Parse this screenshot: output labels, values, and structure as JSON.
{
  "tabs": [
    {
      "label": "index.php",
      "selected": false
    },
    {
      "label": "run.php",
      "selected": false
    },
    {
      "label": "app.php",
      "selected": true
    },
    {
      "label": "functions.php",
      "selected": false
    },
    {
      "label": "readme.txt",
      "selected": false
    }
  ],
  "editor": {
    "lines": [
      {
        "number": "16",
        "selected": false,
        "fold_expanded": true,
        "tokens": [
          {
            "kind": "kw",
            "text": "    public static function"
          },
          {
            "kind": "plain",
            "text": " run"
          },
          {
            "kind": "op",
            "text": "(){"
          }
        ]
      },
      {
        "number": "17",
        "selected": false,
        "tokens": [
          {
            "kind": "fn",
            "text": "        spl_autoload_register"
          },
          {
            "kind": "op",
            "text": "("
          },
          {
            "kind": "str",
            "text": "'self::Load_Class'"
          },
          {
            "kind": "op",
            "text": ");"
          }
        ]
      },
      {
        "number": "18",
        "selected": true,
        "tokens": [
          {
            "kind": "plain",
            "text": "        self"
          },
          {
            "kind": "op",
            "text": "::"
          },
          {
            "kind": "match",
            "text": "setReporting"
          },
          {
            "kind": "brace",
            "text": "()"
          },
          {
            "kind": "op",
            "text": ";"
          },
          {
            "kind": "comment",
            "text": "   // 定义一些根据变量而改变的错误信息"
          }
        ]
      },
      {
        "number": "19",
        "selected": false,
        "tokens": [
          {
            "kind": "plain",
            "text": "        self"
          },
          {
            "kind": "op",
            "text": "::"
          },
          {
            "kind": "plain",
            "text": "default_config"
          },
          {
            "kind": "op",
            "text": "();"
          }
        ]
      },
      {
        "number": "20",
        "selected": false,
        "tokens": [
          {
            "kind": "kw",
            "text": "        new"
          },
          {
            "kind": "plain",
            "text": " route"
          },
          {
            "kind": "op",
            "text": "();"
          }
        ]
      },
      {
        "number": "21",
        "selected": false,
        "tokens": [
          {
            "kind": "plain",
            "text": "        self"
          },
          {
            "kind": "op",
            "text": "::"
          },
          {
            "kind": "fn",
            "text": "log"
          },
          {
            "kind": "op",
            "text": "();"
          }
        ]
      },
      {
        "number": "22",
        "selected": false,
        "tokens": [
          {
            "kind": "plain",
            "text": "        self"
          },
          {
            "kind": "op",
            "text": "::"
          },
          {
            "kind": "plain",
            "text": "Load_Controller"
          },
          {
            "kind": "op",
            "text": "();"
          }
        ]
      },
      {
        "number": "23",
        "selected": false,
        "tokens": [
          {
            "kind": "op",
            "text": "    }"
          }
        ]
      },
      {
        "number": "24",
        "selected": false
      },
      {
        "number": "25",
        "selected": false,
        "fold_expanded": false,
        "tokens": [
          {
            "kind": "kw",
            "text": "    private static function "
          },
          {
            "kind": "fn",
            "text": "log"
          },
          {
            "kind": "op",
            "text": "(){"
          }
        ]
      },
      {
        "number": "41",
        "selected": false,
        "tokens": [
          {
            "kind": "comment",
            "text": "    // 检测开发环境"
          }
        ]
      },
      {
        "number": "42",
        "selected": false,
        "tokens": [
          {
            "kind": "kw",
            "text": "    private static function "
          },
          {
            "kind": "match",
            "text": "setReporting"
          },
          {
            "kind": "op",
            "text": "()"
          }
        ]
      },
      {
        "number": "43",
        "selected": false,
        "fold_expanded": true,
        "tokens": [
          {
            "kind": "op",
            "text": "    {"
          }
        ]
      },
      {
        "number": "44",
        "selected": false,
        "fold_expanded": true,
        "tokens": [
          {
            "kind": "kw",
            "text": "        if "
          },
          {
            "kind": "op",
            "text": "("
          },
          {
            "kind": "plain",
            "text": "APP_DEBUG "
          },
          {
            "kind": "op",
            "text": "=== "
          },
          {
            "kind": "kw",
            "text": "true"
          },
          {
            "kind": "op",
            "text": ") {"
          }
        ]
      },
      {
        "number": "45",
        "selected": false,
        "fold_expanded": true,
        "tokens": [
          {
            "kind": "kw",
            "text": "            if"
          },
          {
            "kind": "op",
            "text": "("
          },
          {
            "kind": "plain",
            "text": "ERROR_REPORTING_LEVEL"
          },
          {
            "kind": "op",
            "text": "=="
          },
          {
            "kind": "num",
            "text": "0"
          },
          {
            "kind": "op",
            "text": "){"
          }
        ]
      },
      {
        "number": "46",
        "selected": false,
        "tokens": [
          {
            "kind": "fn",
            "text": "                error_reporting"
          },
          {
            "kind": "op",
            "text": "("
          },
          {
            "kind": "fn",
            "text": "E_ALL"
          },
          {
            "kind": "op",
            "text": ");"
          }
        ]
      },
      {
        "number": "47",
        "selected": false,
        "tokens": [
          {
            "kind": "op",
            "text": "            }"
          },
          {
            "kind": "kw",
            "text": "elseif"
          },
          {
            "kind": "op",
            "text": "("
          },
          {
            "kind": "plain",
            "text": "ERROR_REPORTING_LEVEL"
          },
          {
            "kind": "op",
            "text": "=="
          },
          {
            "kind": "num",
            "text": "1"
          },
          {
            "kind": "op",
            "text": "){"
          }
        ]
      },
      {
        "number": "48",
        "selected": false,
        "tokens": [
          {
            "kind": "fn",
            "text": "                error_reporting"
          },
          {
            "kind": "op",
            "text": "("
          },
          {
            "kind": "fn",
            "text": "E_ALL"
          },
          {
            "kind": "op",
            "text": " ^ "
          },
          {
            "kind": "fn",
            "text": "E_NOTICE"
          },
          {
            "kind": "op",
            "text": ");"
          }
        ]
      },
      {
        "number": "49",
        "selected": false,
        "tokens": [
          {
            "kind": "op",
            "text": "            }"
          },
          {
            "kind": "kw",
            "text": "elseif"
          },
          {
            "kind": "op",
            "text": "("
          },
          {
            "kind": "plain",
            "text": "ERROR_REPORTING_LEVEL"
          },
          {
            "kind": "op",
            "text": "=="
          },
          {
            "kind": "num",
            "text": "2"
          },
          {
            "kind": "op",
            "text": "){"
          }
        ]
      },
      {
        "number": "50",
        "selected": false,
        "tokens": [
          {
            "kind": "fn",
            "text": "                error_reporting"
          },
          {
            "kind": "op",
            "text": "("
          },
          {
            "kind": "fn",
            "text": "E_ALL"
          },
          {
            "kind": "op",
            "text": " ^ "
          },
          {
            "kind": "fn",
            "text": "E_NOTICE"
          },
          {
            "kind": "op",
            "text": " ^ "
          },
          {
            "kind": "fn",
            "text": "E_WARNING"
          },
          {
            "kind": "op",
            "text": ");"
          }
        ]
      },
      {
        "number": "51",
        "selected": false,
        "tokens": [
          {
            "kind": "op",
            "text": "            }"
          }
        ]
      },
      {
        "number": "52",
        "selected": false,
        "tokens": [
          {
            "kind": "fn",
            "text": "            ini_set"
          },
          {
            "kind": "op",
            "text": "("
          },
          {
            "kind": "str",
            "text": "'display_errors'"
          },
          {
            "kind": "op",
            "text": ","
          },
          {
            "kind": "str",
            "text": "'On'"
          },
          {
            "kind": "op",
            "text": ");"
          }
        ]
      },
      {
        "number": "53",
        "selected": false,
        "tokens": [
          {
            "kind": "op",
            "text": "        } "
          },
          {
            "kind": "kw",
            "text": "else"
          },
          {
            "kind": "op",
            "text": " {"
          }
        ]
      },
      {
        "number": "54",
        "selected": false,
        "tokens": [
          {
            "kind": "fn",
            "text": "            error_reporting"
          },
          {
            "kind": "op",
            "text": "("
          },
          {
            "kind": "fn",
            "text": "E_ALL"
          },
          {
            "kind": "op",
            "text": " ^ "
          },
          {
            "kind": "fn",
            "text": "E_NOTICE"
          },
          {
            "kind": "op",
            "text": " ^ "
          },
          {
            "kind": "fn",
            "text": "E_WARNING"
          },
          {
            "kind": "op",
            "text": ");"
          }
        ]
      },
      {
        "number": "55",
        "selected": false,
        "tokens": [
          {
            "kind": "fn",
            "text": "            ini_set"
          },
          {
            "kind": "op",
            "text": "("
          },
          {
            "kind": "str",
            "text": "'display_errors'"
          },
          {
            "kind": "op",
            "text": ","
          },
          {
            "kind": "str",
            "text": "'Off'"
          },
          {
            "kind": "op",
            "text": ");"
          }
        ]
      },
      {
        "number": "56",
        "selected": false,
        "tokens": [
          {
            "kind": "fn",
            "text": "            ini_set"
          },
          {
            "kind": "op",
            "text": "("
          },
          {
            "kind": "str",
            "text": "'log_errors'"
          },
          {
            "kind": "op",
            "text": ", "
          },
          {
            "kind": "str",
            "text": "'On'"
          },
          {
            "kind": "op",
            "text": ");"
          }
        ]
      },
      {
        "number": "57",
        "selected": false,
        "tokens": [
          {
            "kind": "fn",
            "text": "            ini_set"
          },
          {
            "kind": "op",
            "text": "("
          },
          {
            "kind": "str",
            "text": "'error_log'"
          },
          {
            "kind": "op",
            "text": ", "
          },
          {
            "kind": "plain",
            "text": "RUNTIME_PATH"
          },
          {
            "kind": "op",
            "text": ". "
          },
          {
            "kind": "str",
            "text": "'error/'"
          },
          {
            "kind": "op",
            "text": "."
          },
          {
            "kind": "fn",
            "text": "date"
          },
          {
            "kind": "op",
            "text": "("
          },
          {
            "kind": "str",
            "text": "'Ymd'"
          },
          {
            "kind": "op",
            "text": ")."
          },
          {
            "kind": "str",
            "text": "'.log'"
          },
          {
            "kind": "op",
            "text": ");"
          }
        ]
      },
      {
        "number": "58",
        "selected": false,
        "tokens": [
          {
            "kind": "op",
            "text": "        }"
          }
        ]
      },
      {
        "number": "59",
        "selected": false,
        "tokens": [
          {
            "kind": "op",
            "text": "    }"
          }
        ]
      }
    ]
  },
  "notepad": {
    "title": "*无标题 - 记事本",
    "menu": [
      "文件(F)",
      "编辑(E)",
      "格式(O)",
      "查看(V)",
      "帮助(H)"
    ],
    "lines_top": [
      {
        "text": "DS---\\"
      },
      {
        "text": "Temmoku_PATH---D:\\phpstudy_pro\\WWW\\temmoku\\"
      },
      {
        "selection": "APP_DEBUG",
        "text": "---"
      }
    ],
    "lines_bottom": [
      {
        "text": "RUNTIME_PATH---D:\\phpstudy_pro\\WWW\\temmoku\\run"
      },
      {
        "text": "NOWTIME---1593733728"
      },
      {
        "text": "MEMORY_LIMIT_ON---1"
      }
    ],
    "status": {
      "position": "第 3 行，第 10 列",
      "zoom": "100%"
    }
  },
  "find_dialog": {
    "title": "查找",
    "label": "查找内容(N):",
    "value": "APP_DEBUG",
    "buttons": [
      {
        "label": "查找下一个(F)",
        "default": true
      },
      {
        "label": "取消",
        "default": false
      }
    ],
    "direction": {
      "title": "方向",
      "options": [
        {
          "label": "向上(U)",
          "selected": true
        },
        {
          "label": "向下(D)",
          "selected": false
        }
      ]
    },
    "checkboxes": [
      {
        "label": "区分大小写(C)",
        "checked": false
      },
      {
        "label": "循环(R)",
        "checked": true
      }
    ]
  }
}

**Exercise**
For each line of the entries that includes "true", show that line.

**Result for this task**
      "selected": true
        "fold_expanded": true,
        "selected": true,
        "fold_expanded": true,
        "fold_expanded": true,
            "text": "true"
        "fold_expanded": true,
        "default": true
          "selected": true
        "checked": true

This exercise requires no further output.